*Instructions for the task:* Each entry needs to be copied exactly, with nothing left out.

(Dataset rows describing interfaces)
━━━━━━━━
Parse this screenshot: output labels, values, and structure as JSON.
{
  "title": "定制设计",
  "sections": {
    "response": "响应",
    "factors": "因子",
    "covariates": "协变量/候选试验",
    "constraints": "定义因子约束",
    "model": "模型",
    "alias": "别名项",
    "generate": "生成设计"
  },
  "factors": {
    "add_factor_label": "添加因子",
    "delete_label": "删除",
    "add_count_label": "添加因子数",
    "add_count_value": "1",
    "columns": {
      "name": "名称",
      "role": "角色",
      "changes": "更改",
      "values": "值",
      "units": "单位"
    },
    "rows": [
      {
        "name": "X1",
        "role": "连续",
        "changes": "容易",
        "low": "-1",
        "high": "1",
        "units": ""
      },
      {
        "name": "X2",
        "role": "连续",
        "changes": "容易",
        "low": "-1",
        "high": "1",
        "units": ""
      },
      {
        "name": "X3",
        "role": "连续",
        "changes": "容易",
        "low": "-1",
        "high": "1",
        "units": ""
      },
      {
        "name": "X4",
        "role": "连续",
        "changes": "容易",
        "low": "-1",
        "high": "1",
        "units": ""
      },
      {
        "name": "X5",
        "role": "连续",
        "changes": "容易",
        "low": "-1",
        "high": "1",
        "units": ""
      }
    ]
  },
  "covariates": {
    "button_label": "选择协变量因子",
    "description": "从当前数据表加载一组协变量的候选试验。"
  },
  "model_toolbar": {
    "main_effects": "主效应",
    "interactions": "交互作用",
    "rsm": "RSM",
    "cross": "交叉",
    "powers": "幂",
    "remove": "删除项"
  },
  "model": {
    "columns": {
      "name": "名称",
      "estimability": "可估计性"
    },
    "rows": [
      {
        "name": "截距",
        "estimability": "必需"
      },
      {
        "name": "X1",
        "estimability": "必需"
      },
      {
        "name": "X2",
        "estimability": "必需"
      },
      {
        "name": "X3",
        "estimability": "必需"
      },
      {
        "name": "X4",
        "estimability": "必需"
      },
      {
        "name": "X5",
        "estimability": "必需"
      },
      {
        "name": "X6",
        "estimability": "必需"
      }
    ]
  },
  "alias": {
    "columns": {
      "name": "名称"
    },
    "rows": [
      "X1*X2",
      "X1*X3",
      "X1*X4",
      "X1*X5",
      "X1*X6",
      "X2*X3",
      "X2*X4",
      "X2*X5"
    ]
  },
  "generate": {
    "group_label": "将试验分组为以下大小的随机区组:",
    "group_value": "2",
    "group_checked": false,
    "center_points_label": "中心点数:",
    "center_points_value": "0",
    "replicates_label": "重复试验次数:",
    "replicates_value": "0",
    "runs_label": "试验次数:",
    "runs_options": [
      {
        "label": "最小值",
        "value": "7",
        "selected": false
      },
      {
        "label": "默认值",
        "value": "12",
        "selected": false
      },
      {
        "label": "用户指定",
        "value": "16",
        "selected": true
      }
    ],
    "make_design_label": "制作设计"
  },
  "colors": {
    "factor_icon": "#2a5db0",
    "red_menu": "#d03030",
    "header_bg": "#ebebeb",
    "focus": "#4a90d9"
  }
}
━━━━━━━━
*Result for this task:*
Parse this screenshot: output labels, values, and structure as JSON.
{
  "title": "定制设计",
  "sections": {
    "response": "响应",
    "factors": "因子",
    "covariates": "协变量/候选试验",
    "constraints": "定义因子约束",
    "model": "模型",
    "alias": "别名项",
    "generate": "生成设计"
  },
  "factors": {
    "add_factor_label": "添加因子",
    "delete_label": "删除",
    "add_count_label": "添加因子数",
    "add_count_value": "1",
    "columns": {
      "name": "名称",
      "role": "角色",
      "changes": "更改",
      "values": "值",
      "units": "单位"
    },
    "rows": [
      {
        "name": "X1",
        "role": "连续",
        "changes": "容易",
        "low": "-1",
        "high": "1",
        "units": ""
      },
      {
        "name": "X2",
        "role": "连续",
        "changes": "容易",
        "low": "-1",
        "high": "1",
        "units": ""
      },
      {
        "name": "X3",
        "role": "连续",
        "changes": "容易",
        "low": "-1",
        "high": "1",
        "units": ""
      },
      {
        "name": "X4",
        "role": "连续",
        "changes": "容易",
        "low": "-1",
        "high": "1",
        "units": ""
      },
      {
        "name": "X5",
        "role": "连续",
        "changes": "容易",
        "low": "-1",
        "high": "1",
        "units": ""
      }
    ]
  },
  "covariates": {
    "button_label": "选择协变量因子",
    "description": "从当前数据表加载一组协变量的候选试验。"
  },
  "model_toolbar": {
    "main_effects": "主效应",
    "interactions": "交互作用",
    "rsm": "RSM",
    "cross": "交叉",
    "powers": "幂",
    "remove": "删除项"
  },
  "model": {
    "columns": {
      "name": "名称",
      "estimability": "可估计性"
    },
    "rows": [
      {
        "name": "截距",
        "estimability": "必需"
      },
      {
        "name": "X1",
        "estimability": "必需"
      },
      {
        "name": "X2",
        "estimability": "必需"
      },
      {
        "name": "X3",
        "estimability": "必需"
      },
      {
        "name": "X4",
        "estimability": "必需"
      },
      {
        "name": "X5",
        "estimability": "必需"
      },
      {
        "name": "X6",
        "estimability": "必需"
      }
    ]
  },
  "alias": {
    "columns": {
      "name": "名称"
    },
    "rows": [
      "X1*X2",
      "X1*X3",
      "X1*X4",
      "X1*X5",
      "X1*X6",
      "X2*X3",
      "X2*X4",
      "X2*X5"
    ]
  },
  "generate": {
    "group_label": "将试验分组为以下大小的随机区组:",
    "group_value": "2",
    "group_checked": false,
    "center_points_label": "中心点数:",
    "center_points_value": "0",
    "replicates_label": "重复试验次数:",
    "replicates_value": "0",
    "runs_label": "试验次数:",
    "runs_options": [
      {
        "label": "最小值",
        "value": "7",
        "selected": false
      },
      {
        "label": "默认值",
        "value": "12",
        "selected": false
      },
      {
        "label": "用户指定",
        "value": "16",
        "selected": true
      }
    ],
    "make_design_label": "制作设计"
  },
  "colors": {
    "factor_icon": "#2a5db0",
    "red_menu": "#d03030",
    "header_bg": "#ebebeb",
    "focus": "#4a90d9"
  }
}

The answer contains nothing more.